By now, you must have been in an isolation chamber if you haven’t heard about an incognito Joshua Bell playing music by Bach and other greats on a Stradivarius to almost completely oblivious passers-by outside the L’Enfant Plaza metro station in D.C. during the morning rush hour. It has been in newspapers all over the country and it even made it onto NY1 TV news this morning.
Apart from the usual dopiness of the mainstream media who seem to have an uncanny ability only to report about culture when it’s bad news, there’s been quite a bit of brouhaha throughout the blogosphere and in various emails forwarded to me pondering whether this story is tragic, humorous, or a little bit of both. In fact, the whole thing was a publicity stunt concocted by the folks at the Washington Post.
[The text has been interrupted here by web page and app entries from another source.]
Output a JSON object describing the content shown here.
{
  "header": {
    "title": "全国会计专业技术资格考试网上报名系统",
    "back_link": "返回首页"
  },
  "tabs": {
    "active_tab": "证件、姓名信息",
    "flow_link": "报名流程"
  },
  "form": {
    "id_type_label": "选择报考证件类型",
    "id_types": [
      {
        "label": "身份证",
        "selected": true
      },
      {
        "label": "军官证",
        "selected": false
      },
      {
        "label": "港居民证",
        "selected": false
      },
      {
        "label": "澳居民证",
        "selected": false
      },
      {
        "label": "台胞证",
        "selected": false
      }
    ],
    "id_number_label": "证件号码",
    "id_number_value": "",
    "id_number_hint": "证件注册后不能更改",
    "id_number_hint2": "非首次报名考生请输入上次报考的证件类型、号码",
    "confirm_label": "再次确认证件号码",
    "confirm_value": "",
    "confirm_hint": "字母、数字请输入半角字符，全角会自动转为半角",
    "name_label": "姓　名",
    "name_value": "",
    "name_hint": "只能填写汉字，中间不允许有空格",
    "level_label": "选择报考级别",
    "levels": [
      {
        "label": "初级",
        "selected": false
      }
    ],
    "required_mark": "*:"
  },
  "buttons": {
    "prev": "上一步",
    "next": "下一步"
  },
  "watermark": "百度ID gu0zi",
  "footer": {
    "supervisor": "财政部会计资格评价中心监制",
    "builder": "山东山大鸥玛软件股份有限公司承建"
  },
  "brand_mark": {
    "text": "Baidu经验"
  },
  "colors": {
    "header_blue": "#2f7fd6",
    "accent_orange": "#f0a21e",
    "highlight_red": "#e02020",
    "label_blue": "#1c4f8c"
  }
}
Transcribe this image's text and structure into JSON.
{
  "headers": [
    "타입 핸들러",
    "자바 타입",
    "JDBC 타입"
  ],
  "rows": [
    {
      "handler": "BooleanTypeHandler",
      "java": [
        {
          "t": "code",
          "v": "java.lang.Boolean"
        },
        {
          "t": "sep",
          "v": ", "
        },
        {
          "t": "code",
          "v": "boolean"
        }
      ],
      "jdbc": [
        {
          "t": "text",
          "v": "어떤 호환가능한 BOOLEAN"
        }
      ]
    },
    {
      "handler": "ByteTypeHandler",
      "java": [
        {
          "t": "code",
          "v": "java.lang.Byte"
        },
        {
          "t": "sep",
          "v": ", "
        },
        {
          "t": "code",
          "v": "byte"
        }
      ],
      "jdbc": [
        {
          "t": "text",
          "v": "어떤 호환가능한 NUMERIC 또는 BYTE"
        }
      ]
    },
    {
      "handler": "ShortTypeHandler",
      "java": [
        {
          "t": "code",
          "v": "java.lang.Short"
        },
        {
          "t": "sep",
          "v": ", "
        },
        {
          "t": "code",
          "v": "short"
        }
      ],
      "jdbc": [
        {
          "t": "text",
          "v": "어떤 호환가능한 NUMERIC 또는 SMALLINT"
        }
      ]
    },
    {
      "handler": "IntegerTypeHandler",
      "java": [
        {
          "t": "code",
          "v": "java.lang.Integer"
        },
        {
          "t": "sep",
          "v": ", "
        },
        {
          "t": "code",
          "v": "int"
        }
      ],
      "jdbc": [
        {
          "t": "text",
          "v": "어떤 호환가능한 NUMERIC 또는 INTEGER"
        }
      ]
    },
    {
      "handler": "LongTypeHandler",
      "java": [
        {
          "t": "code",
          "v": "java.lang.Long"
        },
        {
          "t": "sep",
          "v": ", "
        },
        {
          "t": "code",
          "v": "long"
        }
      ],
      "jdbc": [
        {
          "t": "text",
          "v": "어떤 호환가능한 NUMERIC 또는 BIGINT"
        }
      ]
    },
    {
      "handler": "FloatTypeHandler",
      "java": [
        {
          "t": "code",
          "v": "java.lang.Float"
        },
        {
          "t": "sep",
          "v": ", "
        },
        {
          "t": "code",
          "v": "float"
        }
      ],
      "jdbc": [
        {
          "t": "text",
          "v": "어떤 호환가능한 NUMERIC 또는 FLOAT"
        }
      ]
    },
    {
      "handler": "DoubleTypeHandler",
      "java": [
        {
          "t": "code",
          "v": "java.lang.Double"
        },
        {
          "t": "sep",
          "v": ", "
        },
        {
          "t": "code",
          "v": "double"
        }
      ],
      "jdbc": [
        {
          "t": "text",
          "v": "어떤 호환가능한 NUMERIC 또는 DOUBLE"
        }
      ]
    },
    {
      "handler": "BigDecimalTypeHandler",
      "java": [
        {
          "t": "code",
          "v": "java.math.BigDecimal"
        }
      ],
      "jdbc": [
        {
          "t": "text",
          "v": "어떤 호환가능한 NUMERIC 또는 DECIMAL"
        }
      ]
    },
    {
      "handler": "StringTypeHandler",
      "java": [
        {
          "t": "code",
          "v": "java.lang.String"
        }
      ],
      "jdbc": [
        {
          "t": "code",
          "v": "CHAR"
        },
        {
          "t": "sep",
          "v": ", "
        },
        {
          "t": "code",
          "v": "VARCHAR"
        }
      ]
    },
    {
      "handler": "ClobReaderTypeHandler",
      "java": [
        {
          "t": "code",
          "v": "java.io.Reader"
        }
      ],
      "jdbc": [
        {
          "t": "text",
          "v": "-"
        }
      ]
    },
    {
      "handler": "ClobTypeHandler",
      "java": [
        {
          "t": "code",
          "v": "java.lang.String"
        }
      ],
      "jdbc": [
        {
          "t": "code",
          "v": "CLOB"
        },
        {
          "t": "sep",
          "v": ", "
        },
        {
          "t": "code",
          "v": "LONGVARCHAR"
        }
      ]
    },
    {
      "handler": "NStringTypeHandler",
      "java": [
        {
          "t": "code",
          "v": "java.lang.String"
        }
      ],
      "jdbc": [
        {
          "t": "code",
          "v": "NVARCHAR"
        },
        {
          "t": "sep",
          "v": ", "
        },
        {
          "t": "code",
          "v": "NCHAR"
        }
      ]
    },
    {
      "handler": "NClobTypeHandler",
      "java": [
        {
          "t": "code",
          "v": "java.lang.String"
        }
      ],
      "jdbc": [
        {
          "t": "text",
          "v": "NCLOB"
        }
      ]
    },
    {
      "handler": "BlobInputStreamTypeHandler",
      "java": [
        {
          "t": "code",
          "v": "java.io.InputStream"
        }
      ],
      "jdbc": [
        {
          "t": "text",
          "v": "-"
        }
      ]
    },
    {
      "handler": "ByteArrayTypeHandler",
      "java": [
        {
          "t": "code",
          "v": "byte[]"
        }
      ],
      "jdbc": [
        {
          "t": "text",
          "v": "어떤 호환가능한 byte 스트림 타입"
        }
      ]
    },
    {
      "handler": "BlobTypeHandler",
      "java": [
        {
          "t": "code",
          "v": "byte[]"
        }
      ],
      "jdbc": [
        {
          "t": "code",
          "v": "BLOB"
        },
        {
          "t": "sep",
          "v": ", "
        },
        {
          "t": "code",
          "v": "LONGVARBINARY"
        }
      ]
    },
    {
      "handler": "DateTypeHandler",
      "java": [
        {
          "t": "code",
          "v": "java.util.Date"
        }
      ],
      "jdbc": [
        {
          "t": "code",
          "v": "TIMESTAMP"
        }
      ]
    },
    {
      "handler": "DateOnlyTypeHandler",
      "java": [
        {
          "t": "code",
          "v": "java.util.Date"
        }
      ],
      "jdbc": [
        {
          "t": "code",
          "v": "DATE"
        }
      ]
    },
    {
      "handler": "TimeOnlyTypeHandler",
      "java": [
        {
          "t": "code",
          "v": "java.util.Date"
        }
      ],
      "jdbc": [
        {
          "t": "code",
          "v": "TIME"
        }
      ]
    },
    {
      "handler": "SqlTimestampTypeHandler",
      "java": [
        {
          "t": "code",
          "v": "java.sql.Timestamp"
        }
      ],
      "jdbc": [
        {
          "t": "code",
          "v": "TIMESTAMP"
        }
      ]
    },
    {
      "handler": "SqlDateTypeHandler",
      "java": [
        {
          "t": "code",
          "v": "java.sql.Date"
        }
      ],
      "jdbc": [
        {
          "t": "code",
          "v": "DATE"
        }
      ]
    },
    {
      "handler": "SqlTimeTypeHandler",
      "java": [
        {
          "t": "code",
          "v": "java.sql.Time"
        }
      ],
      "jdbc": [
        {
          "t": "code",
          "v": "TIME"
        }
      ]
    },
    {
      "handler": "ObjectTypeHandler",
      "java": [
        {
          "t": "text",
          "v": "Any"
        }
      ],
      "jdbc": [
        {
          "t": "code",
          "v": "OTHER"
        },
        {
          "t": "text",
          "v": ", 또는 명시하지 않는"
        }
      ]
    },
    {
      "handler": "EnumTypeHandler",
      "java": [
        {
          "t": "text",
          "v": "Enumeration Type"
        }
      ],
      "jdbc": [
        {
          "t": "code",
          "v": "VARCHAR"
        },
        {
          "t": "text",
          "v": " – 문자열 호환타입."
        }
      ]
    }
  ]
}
According to the original Post article by humorist Gene Weingarten, Bell’s foray into the world of busking was “an experiment in context, perception and priorities.”
The other explicitly stated goal of this project was to be “an unblinking assessment of public taste,” and that seems to be what most folks have been dwelling on. Yet, as Galen Brown and several of the responders to his thread on the Sequenza21 Composers Forum have astutely pointed out, it is impossible to assess the general public’s receptivity to “good music” from such an enterprise. In fact, all you can assess is the basic human need for filters and frames to guide perception.
This latest chapter in the misadventures of classical music reminds me of an exhibition the Metropolitan Museum of Art mounted nearly twelve years ago called Rembrandt / Not Rembrandt in which works by “the great Dutch master” were paired with works once thought to be by him which were later revealed to be forgeries. I remember being disconcerted by the whole tone of that show. Basically, its message was that the Rembrandt works were timeless masterpieces and that the others were clearly not and that was ultimately why they were not Rembrandts. Of course, to an earlier less-enlightened generation, some of those “not Rembrandts” were believed to be bona-fide Rembrandts and were therefore afforded timeless masterpiece status.
In the Post article, Josh Bell, much to his credit, observed that “[w]hen you play for ticket-holders you are already validated.” Taking Bell’s performance out of context, gave it no context, or as Gene Weingarten stated more poetically: Bell was “art without a frame.” But perhaps Bell was ultimately something far worse: he was a “not Rembrandt.” He experienced the same indifference that many musicians of very high caliber face every single day. This is what almost every living composer—none of whom made it onto Bell’s subway gig—has had to contend with, too.
John Cage tried to get audiences to pay attention to all the sounds around them in his still provocative 4’33″. Even in the confines of a concert hall, such a sonic offering was a hard sell. But great sounds are around us all the time everywhere we go; how many of us are listening to them?